I vote trident. The hackberry looks great! look forward to seeing the carving. So glad you didnt make me wear hello kitty jammies.
I vote Elm. I so enjoyed your tutorial, beautiful work!!!!!
I am breaking the tie, for now and going for Elm! go Elm!!
If anyone wants to see what happened to the the part of the tree I thought should come off, click: http://jaminwithben.weebly.com/bonsai/some-hackberry-roots-from-my-friend-adam
Fabulous! I’d like to see a trident next, please, but it really doesn’t matter, since everything you address is educational and fun—lots of fun! Glad to see you are getting back into it and feeling better. Hopefully, you actually feel as good as you look in the pics (narcissist!). Many well-wishes for continued recovery and gaining strength! Kathrin

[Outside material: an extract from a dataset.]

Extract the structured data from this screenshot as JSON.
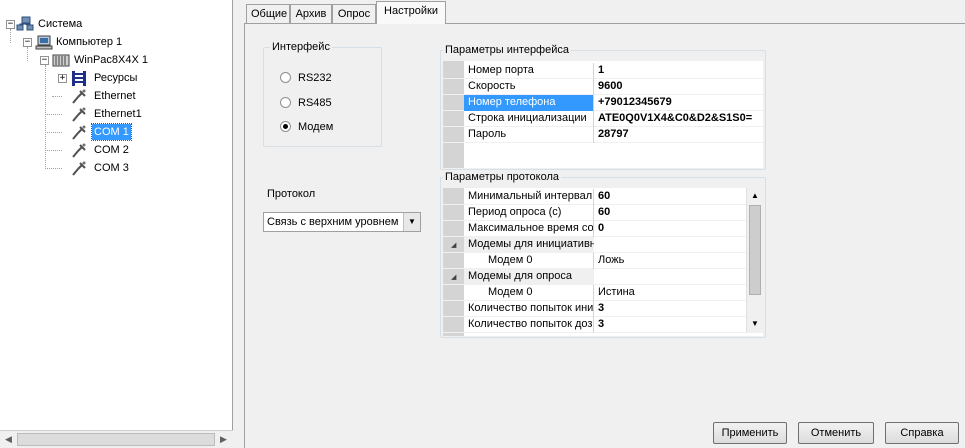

What a hag, children would definitely not want to get near it if it’s not a bonsai. I want to ask you a hundred dollars question (because to fill up that pot with those soil components purchase online to be shipped to you, it would cost that much): Any good source locally in Florida that you can just drive there to pick up those soil components: Expanded slate, pumice, larva?
Good to see you getting stronger each day. I want to drop some weight to look like you but wify said no, WeightWatcher’s program could cost up to thousands.
For lava: up towards the north of Florida in Ocala you have D&L nursery for lava. In central Florida you have me or Schley’s Bonsai. Down southwest fl there’s Wigert’s bonsai. Pumice is hard to come by in Florida. Only BonsaiJack has it readily available at the moment. He’s southwest fl as well.
Expanded slate can be had at BWI agricultural distributors. There’s one in central fl and one in Miami. You’ll have to call to make sure they have it. Its Espoma brand, Soil Perfector. Good luck and thanks
with this crazy Florida weather, some of my trees (elms, etc) are budding out and I’ve repotted a few of them. if it gets really cold again should i bring them inside? great tree,BTW!
I would if the temp is going to be below freezing or they call for frost
Vote – trident, field grown/repotted if possible. Our club will go on a field-grown-trident dig in Central Texas on 2/21 so any info. in that direction would be great. This will be my first trident, as I am more a pine guy.
Good to see that you are feeling better.
Sorry Vern, I’ve started on the elm post but I’ll have the trident one out before you go. It was a field grown specimen so I’ll try to address that. Thanks